The Old English Boethius boldly refashions in Anglo-Saxon guise a great literary monument of the late-antique world, The Consolation of Philosophy. Condemned to death for treason around 525 ce, the Roman scholar Boethius turned to philosophy to transform his personal distress into a powerful meditation on fate, free will, and the human capacity for virtue in a flawed, fallen world. Boethius's Latin dialogues found a receptive audience in Anglo-Saxon England, where they were translated into Old English some time around 900. The translator (traditionally identified with King Alfred) freely adapts the Latin for a new audience: the Roman Fabricius, for example, becomes the Germanic weapon-smith Weland. The translation replicates Boethius's alternation of prose and verse--only in this case Old English prose alternates with alliterative verse. In later centuries Chaucer and Queen Elizabeth each turned The Consolation of Philosophy into English, but the Old English translation was the first to bring it to a wider vernacular audience.
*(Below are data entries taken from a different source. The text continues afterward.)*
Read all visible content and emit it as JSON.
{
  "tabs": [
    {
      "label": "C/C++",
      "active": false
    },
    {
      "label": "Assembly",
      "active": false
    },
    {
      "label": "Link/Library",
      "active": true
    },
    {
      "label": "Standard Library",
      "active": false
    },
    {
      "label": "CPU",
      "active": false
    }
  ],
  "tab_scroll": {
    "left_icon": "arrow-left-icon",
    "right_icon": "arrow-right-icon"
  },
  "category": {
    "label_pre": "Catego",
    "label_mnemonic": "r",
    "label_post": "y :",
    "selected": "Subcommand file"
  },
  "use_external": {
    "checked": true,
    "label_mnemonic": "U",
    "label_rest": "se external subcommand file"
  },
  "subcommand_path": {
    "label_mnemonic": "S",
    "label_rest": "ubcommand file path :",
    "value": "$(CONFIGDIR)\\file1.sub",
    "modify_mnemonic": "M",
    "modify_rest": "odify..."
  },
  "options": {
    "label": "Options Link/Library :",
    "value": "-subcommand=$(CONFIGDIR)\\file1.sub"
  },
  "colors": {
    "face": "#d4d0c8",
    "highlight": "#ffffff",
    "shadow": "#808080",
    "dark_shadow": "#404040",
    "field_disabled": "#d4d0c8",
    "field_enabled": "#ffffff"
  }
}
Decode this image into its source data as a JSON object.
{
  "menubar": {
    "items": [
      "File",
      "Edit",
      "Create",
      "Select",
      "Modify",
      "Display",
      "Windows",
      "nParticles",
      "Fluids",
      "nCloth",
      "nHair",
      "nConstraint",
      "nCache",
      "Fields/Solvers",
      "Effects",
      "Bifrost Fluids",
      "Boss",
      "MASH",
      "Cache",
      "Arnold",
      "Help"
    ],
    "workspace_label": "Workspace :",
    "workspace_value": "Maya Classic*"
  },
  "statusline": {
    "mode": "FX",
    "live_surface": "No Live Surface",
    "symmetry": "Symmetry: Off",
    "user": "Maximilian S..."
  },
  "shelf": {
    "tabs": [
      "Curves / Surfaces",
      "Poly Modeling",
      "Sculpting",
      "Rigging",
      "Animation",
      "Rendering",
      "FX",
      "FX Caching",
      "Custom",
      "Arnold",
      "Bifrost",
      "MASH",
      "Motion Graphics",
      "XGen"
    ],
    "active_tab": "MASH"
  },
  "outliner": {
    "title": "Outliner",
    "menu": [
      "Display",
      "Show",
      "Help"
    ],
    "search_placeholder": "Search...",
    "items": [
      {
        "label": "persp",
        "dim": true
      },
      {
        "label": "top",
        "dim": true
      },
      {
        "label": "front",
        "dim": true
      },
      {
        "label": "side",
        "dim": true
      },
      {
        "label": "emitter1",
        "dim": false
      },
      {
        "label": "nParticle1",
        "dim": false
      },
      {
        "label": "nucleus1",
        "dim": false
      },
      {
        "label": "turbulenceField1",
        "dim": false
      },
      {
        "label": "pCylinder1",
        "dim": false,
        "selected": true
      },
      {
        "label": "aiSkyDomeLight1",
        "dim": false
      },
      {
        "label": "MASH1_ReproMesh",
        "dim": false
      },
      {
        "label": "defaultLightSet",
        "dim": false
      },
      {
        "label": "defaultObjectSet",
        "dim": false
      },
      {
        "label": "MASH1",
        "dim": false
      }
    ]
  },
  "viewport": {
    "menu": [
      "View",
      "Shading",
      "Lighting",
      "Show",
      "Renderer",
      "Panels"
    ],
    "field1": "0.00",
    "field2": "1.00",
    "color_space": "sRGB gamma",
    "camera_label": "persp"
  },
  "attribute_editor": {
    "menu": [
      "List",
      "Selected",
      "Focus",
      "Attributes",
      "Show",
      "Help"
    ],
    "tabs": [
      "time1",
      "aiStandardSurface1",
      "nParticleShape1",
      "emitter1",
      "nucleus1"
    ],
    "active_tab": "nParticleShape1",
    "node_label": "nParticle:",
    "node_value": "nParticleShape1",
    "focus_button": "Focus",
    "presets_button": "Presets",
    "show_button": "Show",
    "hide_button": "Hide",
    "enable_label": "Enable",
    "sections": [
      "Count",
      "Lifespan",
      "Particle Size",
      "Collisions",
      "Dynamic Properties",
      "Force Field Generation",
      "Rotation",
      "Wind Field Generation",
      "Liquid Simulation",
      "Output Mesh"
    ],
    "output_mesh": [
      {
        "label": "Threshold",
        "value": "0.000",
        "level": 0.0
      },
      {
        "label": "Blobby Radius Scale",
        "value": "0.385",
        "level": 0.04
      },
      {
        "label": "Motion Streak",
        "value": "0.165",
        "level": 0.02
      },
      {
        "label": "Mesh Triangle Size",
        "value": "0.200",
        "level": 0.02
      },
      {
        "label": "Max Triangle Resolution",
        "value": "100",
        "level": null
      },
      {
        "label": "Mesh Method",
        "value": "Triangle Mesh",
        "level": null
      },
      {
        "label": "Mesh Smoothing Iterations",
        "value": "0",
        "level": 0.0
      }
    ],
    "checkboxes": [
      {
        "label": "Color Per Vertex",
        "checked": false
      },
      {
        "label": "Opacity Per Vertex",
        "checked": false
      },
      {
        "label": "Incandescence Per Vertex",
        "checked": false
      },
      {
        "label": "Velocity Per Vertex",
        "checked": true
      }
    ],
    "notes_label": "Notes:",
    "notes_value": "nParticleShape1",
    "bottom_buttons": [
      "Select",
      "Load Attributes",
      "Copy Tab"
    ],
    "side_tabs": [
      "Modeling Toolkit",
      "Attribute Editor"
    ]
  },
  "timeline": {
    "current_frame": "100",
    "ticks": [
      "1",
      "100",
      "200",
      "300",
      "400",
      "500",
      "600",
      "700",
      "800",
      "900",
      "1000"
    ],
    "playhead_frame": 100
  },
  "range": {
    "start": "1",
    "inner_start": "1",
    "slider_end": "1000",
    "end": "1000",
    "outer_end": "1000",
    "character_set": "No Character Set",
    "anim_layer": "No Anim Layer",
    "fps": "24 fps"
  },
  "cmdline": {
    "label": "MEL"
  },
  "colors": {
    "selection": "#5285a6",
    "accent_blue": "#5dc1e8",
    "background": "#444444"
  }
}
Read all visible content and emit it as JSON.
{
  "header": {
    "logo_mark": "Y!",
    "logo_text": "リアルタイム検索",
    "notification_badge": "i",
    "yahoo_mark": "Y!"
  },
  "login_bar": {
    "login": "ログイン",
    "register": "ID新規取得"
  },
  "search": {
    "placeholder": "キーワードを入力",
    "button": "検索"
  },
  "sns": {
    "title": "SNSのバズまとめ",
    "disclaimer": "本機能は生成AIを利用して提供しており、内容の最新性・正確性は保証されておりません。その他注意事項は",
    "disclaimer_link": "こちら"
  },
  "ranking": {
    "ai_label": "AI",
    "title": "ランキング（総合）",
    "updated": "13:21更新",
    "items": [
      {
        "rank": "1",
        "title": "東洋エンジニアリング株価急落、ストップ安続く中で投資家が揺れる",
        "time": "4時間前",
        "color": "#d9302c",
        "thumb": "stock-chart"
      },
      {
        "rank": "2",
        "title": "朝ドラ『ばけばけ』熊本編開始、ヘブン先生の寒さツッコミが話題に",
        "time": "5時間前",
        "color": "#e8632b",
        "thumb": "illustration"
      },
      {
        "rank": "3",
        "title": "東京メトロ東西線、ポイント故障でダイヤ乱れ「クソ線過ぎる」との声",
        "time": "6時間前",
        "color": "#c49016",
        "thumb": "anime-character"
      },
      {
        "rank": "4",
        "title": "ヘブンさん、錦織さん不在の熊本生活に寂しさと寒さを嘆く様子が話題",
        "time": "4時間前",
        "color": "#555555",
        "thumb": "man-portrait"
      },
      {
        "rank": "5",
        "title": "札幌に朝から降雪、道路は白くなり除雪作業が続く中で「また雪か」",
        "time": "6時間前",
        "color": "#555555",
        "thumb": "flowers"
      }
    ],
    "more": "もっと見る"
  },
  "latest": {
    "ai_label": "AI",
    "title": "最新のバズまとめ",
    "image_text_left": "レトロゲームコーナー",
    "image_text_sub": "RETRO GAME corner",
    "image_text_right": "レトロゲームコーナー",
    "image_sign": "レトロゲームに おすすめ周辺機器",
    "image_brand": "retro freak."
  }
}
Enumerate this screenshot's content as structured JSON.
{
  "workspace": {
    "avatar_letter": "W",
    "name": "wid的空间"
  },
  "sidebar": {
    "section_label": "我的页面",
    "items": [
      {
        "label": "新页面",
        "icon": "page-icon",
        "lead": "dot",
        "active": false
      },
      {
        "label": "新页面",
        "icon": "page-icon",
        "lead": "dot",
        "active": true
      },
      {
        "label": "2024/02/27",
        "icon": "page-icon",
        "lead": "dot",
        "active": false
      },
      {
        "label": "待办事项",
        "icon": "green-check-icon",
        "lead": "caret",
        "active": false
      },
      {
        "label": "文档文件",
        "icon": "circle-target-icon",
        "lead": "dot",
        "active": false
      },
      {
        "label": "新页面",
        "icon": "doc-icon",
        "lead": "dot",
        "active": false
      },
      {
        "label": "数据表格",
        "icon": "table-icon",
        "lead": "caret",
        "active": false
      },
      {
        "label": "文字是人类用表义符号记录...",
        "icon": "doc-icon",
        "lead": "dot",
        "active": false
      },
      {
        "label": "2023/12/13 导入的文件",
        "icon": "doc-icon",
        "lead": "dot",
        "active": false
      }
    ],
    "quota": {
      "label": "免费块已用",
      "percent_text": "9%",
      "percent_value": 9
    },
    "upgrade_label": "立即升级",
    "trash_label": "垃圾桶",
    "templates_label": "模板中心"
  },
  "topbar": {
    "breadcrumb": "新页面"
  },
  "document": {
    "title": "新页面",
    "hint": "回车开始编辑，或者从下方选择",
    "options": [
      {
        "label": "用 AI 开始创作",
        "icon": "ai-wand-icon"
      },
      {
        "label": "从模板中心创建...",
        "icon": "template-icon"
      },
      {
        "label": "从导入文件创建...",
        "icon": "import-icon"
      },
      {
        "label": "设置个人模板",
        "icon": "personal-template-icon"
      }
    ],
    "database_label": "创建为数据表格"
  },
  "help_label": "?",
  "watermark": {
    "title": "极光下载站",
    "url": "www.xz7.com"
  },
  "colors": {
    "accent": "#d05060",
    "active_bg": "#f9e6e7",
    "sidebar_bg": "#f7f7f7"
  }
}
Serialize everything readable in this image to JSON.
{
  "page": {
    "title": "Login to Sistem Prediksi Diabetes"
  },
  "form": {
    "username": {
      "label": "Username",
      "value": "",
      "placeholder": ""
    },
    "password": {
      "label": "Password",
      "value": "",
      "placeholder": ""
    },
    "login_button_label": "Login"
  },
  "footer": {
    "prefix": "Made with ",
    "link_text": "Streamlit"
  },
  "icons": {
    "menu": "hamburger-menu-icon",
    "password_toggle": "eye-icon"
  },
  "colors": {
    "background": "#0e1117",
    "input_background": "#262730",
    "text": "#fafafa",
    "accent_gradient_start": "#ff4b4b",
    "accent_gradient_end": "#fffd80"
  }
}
Verse prologues and epilogues for works traditionally associated with King Alfred fill out the volume, offering readers a fascinating glimpse of the moment when English confidently claimed its birthright as a literature capable of anything, from sublime ideas to subtle poetry.